Food in the Spotlight: Rhubarb
Rhubarb was always a bit of a mystery to me as a child. It seemed like everyone grew it, but I never saw anyone eating it. It looked like the leaves should go in with salads, or maybe the stalks should be eaten like celery, but adults assured me I wouldn’t like either of those options. Then I’d forget about it until I was eating it in a pie in the fall.
Eating the leaves would have been a very bad idea. Rhubarb leaves contain large doses of oxalic acid, the consumption of which can lead to severe kidney problems. In different parts of the world, however, eating raw rhubarb stalks is considered a treat for children, the stalks dipped in a bit of sugar to offset the naturally tart, sour flavor.

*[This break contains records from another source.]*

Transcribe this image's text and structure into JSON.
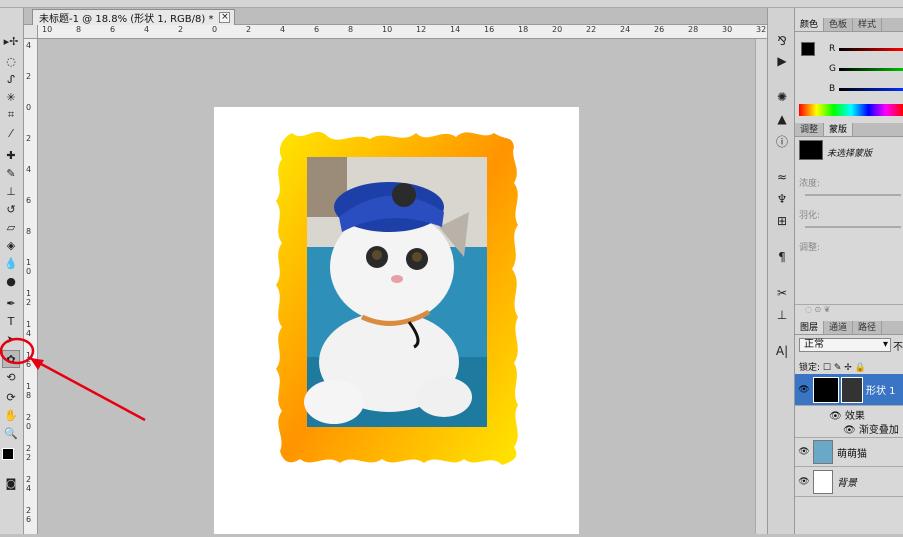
{
  "document": {
    "tab_title": "未标题-1 @ 18.8% (形状 1, RGB/8) *",
    "close_glyph": "×"
  },
  "rulers": {
    "h_ticks": [
      "10",
      "8",
      "6",
      "4",
      "2",
      "0",
      "2",
      "4",
      "6",
      "8",
      "10",
      "12",
      "14",
      "16",
      "18",
      "20",
      "22",
      "24",
      "26",
      "28",
      "30",
      "32"
    ],
    "v_ticks": [
      "4",
      "2",
      "0",
      "2",
      "4",
      "6",
      "8",
      "1 0",
      "1 2",
      "1 4",
      "1 6",
      "1 8",
      "2 0",
      "2 2",
      "2 4",
      "2 6"
    ]
  },
  "tools": [
    {
      "name": "move-tool",
      "glyph": "▸✢"
    },
    {
      "name": "marquee-tool",
      "glyph": "◌"
    },
    {
      "name": "lasso-tool",
      "glyph": "ᔑ"
    },
    {
      "name": "magic-wand-tool",
      "glyph": "✳"
    },
    {
      "name": "crop-tool",
      "glyph": "⌗"
    },
    {
      "name": "eyedropper-tool",
      "glyph": "⁄"
    },
    {
      "name": "healing-brush-tool",
      "glyph": "✚"
    },
    {
      "name": "brush-tool",
      "glyph": "✎"
    },
    {
      "name": "clone-stamp-tool",
      "glyph": "⊥"
    },
    {
      "name": "history-brush-tool",
      "glyph": "↺"
    },
    {
      "name": "eraser-tool",
      "glyph": "▱"
    },
    {
      "name": "paint-bucket-tool",
      "glyph": "◈"
    },
    {
      "name": "blur-tool",
      "glyph": "💧"
    },
    {
      "name": "dodge-tool",
      "glyph": "●"
    },
    {
      "name": "pen-tool",
      "glyph": "✒"
    },
    {
      "name": "type-tool",
      "glyph": "T"
    },
    {
      "name": "path-selection-tool",
      "glyph": "➤"
    },
    {
      "name": "custom-shape-tool",
      "glyph": "✿"
    },
    {
      "name": "3d-rotate-tool",
      "glyph": "⟲"
    },
    {
      "name": "3d-orbit-tool",
      "glyph": "⟳"
    },
    {
      "name": "hand-tool",
      "glyph": "✋"
    },
    {
      "name": "zoom-tool",
      "glyph": "🔍"
    }
  ],
  "color_panel": {
    "tabs": [
      "颜色",
      "色板",
      "样式"
    ],
    "channels": [
      "R",
      "G",
      "B"
    ],
    "foreground": "#000000",
    "background": "#ffffff"
  },
  "masks_panel": {
    "tabs": [
      "调整",
      "蒙版"
    ],
    "no_selection": "未选择蒙版",
    "density_label": "浓度:",
    "feather_label": "羽化:",
    "refine_label": "调整:"
  },
  "layers_panel": {
    "tabs": [
      "图层",
      "通道",
      "路径"
    ],
    "blend_mode": "正常",
    "opacity_label": "不",
    "lock_label": "锁定:",
    "layers": [
      {
        "name": "形状 1",
        "selected": true
      },
      {
        "name": "效果",
        "sub": true
      },
      {
        "name": "渐变叠加",
        "sub": true
      },
      {
        "name": "萌萌猫",
        "selected": false
      },
      {
        "name": "背景",
        "selected": false
      }
    ]
  },
  "colors": {
    "accent_select": "#3a74c4",
    "annotation": "#e60012",
    "frame_gradient_start": "#ffe600",
    "frame_gradient_end": "#ff8a00"
  }
}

Rhubarb has its roots (pun intended) in Chinese culture, but has been around North America for at least 300 years as well.
It tends to be a low-maintenance plant to grow at home, and is usually among the first garden products ready to harvest in the cool spring weather. It’s best to give rhubarb at least two years before taking a harvest to better ensure long-term production. Stalks should be cut at 12-18 inches in length, but at least two stalks should always be left behind to leave nutrient reserves for the plant. Properly cared-for rhubarb plants can produce for up to 20 years!
Rhubarb is a low-calorie food, coming in at less than 30 calories per cup. It’s especially rich in vitamins C and K, as well as potassium and manganese. Potassium is an especially notable mineral, as it’s commonly deficient the average American’s diet.
Although rhubarb is most well-known for pairing with berries and other fruit in desserts like pies, cakes, and muffins, it can also be the key ingredient in a great spread or sauce and can even complement chicken in a savory dinner!
Don’t let your rhubarb go to waste this year. Comment on our Facebook post here with your favorite rhubarb idea!